Incorporate tools that offer greater engagement and interaction, such as Slido (pictured), which let Parent Champions answer live polls recapping meeting information and then see a summarizing leaderboard. Introduce any new tools with a demo video sent beforehand to allow time for Parent Champions to practice using it.
Integrate feedback into the training
Due to the hierarchical nature of the Parent Champions to Dost staff members relationship, Parent Champions often feel reluctant to provide any feedback for the Dost team about the training and surveys. Incorporate anonymous feedback into part of the training to encourage a feedback-safe environment where honest feedback is valued.
REWARDS AND INCENTIVES
WhatsApp sticker Dost medals
Create a supportive environment in which Parent Champions are rewarded for their achievements. Parent Champions will unlock a "Dost Certified" medal upon training completion. Subsequent Parent Champion medals explored are for reached milestones such as the number of parents registered, activations completed, and surveys collected. I converted these Adobe Illustrator made stickers into usable versions for Dost staff members to adopt (Canva templates with editable colors and text).
Make recognition publicly visible
A medal count and leader board, updated by a Dost trainer, are made visible for all Parent Champions for transparency. Major milestone medals are tracked and then awarded quarterly to Parent Champion WhatsApp chats.
USABILITY TEST INSIGHTS
A usability test was carried out with Parent Champions.
Test sending PDF slides and visual text:
• Everyone was able to easily access it and Parent Champions found this helpful to follow along
• Parent Champions enjoyed visual text messages and felt that it was easy to understand
Test video demos (how to use the Slido tool):
• Parent Champions found the demo videos easy to watch, clear, and helpful to learn the tool
• The video helped Parent Champions know how to use Slido faster
Test using Slido, an interactive live polling website:
• 67% of Parent Champion users were able to access the quiz and felt it was easy to use
• 33% of Parent Champions were unable to get past the Slido splash page because of bandwidth issues

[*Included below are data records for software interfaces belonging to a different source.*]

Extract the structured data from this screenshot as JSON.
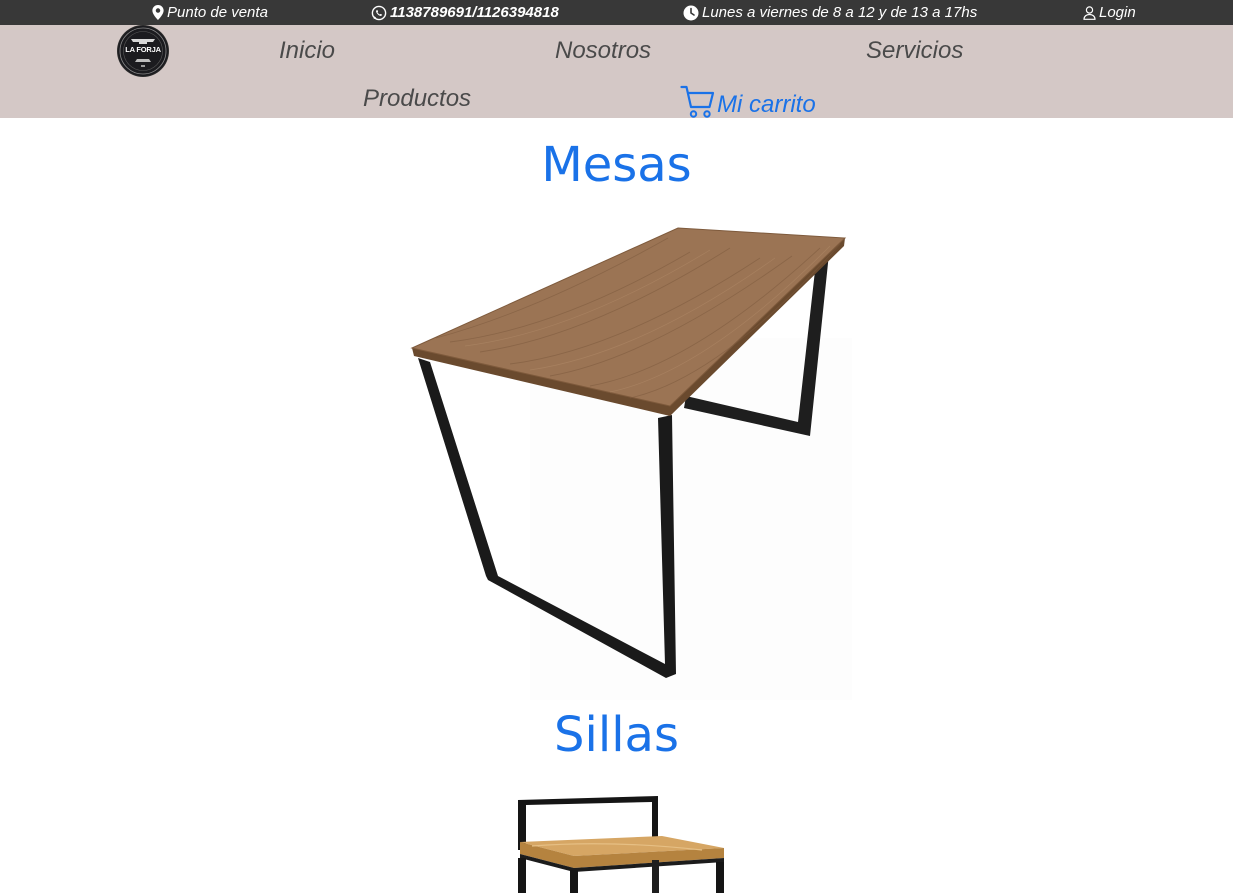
{
  "topbar": {
    "location": "Punto de venta",
    "phone": "1138789691/1126394818",
    "hours": "Lunes a viernes de 8 a 12 y de 13 a 17hs",
    "login": "Login"
  },
  "brand": {
    "logo_text": "LA FORJA"
  },
  "nav": {
    "inicio": "Inicio",
    "nosotros": "Nosotros",
    "servicios": "Servicios",
    "productos": "Productos",
    "cart": "Mi carrito"
  },
  "sections": [
    {
      "title": "Mesas"
    },
    {
      "title": "Sillas"
    }
  ],
  "colors": {
    "topbar_bg": "#383838",
    "navbar_bg": "#d4c8c6",
    "accent": "#1a72e8",
    "nav_text": "#4a4a4a"
  },
  "icons": {
    "location": "map-pin-icon",
    "phone": "whatsapp-icon",
    "hours": "clock-icon",
    "login": "user-icon",
    "cart": "shopping-cart-icon"
  }
}
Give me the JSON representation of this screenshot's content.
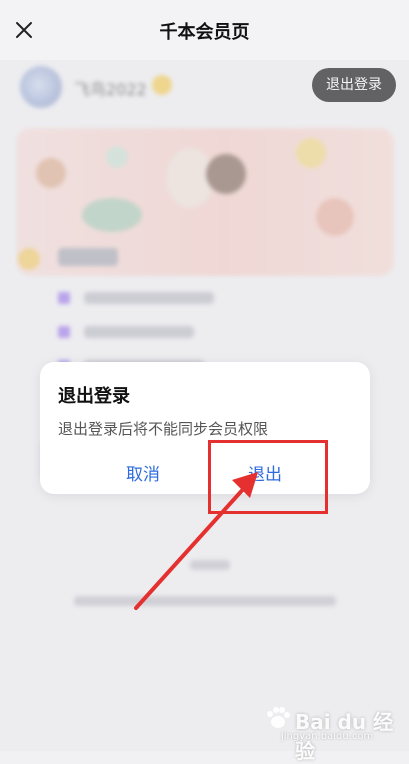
{
  "header": {
    "title": "千本会员页",
    "close_icon": "close-icon"
  },
  "profile": {
    "username": "飞鸟2022",
    "logout_button_label": "退出登录"
  },
  "dialog": {
    "title": "退出登录",
    "message": "退出登录后将不能同步会员权限",
    "cancel_label": "取消",
    "confirm_label": "退出"
  },
  "annotation": {
    "highlight_color": "#e53030",
    "accent_color": "#2d6cdf"
  },
  "watermark": {
    "brand": "Bai du 经验",
    "site": "jingyan.baidu.com"
  }
}
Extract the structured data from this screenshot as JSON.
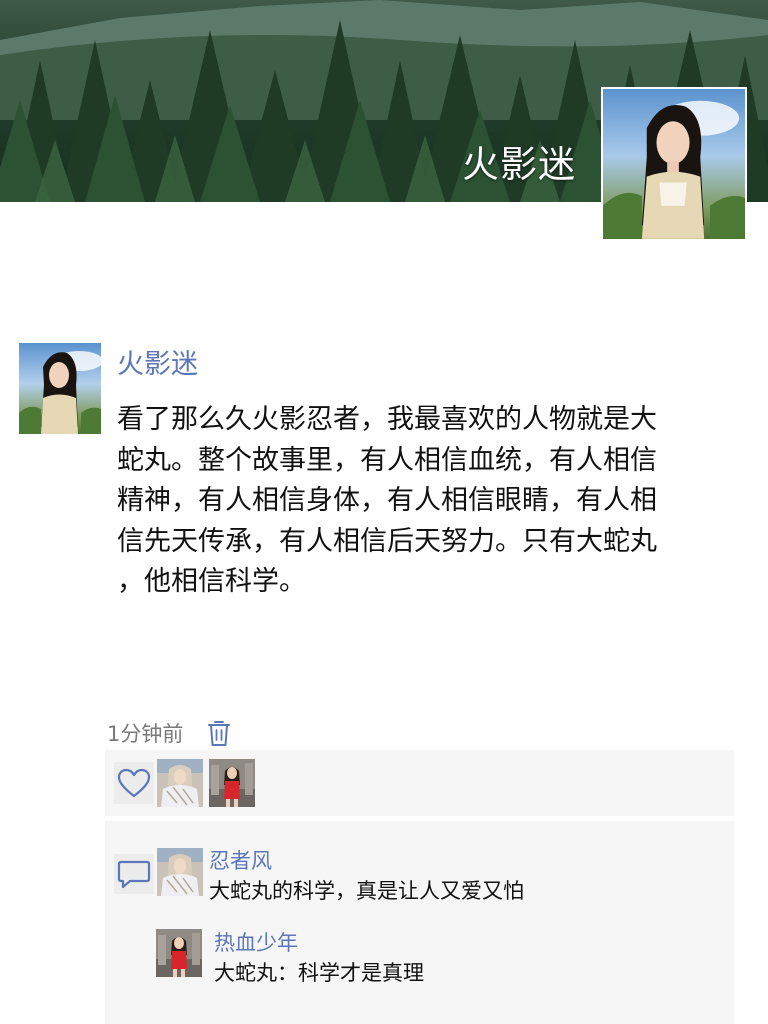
{
  "cover": {
    "username": "火影迷"
  },
  "post": {
    "author": "火影迷",
    "lines": [
      "看了那么久火影忍者，我最喜欢的人物就是大",
      "蛇丸。整个故事里，有人相信血统，有人相信",
      "精神，有人相信身体，有人相信眼睛，有人相",
      "信先天传承，有人相信后天努力。只有大蛇丸",
      "，他相信科学。"
    ],
    "time": "1分钟前",
    "delete_icon": "trash-icon"
  },
  "likes": {
    "icon": "heart-icon",
    "count_avatars": 2
  },
  "comments": {
    "icon": "comment-bubble-icon",
    "items": [
      {
        "author": "忍者风",
        "text": "大蛇丸的科学，真是让人又爱又怕"
      },
      {
        "author": "热血少年",
        "text": "大蛇丸：科学才是真理"
      }
    ]
  },
  "colors": {
    "link_blue": "#5b77b8",
    "panel_bg": "#f6f6f6",
    "time_gray": "#7a7a7a",
    "text": "#111111"
  }
}
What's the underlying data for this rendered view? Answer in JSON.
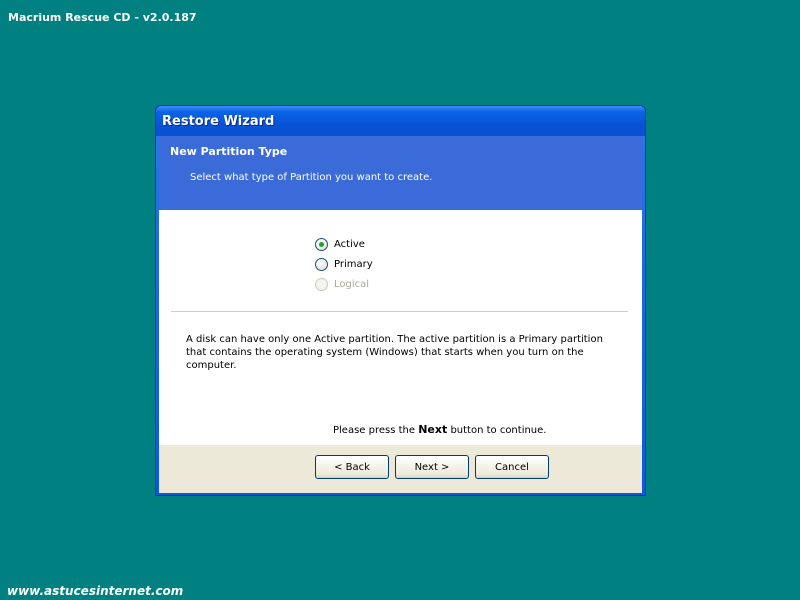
{
  "app": {
    "title": "Macrium Rescue CD - v2.0.187"
  },
  "watermark": "www.astucesinternet.com",
  "window": {
    "title": "Restore Wizard",
    "header": {
      "title": "New Partition Type",
      "subtitle": "Select what type of Partition you want to create."
    },
    "options": [
      {
        "label": "Active",
        "checked": true,
        "enabled": true
      },
      {
        "label": "Primary",
        "checked": false,
        "enabled": true
      },
      {
        "label": "Logical",
        "checked": false,
        "enabled": false
      }
    ],
    "description": "A disk can have only one Active partition. The active partition is a Primary partition that contains the operating system (Windows) that starts when you turn on the computer.",
    "continue": {
      "prefix": "Please press the",
      "bold": "Next",
      "suffix": "button to continue."
    },
    "buttons": {
      "back": "< Back",
      "next": "Next >",
      "cancel": "Cancel"
    }
  },
  "colors": {
    "desktop": "#008080",
    "header_band": "#3a6bd8",
    "selected_radio": "#21a121"
  }
}
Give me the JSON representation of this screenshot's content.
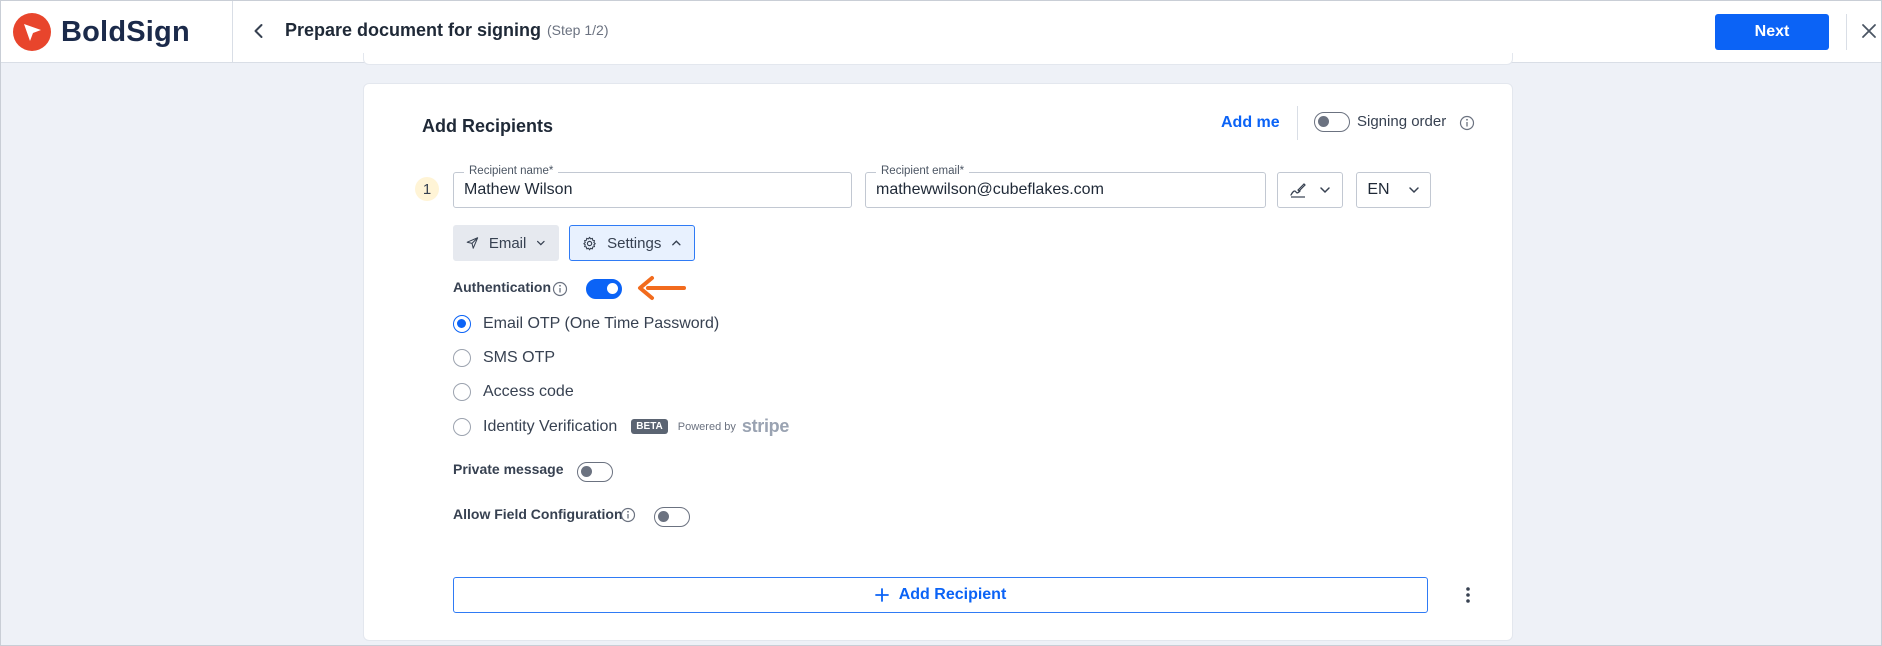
{
  "header": {
    "brand": "BoldSign",
    "title": "Prepare document for signing",
    "step": "(Step 1/2)",
    "next_label": "Next"
  },
  "section": {
    "title": "Add Recipients",
    "add_me_label": "Add me",
    "signing_order_label": "Signing order",
    "signing_order_enabled": false
  },
  "recipient": {
    "number": "1",
    "name_label": "Recipient name*",
    "name_value": "Mathew Wilson",
    "email_label": "Recipient email*",
    "email_value": "mathewwilson@cubeflakes.com",
    "language": "EN",
    "delivery_label": "Email",
    "settings_label": "Settings"
  },
  "authentication": {
    "label": "Authentication",
    "enabled": true,
    "options": [
      {
        "label": "Email OTP (One Time Password)",
        "selected": true
      },
      {
        "label": "SMS OTP",
        "selected": false
      },
      {
        "label": "Access code",
        "selected": false
      },
      {
        "label": "Identity Verification",
        "selected": false
      }
    ],
    "beta_badge": "BETA",
    "powered_by": "Powered by",
    "provider": "stripe"
  },
  "private_message": {
    "label": "Private message",
    "enabled": false
  },
  "allow_field_configuration": {
    "label": "Allow Field Configuration",
    "enabled": false
  },
  "add_recipient_label": "Add Recipient",
  "colors": {
    "primary": "#0b63f6",
    "brand_red": "#e8452c",
    "arrow_orange": "#f26b1d"
  }
}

• Parent Champions felt like Slido was exciting and fun, like they were in school taking a quiz
FINAL prototype and training journey
Two storyboards and prototypes detailing the redesign of scenario 1 of onboarding training and scenario 2 of a new survey training were provided to Dost, as well as design artifacts and user interview notes as final deliverables. Each prototype can be walked through as a story being told about Priya, a Dost Parent Champion who is completing her virtual training.
OTHER FINDINGS & NEXT STEPS
Insights and subsequent solutions:
• Parent Champions desire more structure to their life and work under the new normal, so Dost might want to explore suggested work schedules or a workshop for scheduling work activities and using calendar apps
• Parent Champions have difficulty understanding the "work from home" concept, so Dost might want to explore a workshop on "work from home" and providing tools and tips for remote productivity
• Parent Champions sometimes run into challenging questions from end users, so Dost might want to set a norm for peer-to-peer feedback and advice in WhatsApp channels or review recorded conversations with Dost trainers
• The redesigned virtual training program is currently being piloted at Dost with a new cohort of Parent Champions
• Gather feedback and optimize the program
• Explore other potential apps and tools to facilitate training that work with very low bandwidth (i.e. Kahoot, Quizizz)
Always meet the users wherever they are
The mindset is essential no matter where your users are located. It is crucial to understand your users and meet the users where they are, wherever they are. For this project, we dealt with different levels of literacy, bandwidth issues, technological constraints, and low resource environments. Despite that, a set of best practices can be applied to any project located anywhere that has to do with optimizing for slow connections, accounting for differing levels of literacy, and designing for comprehension.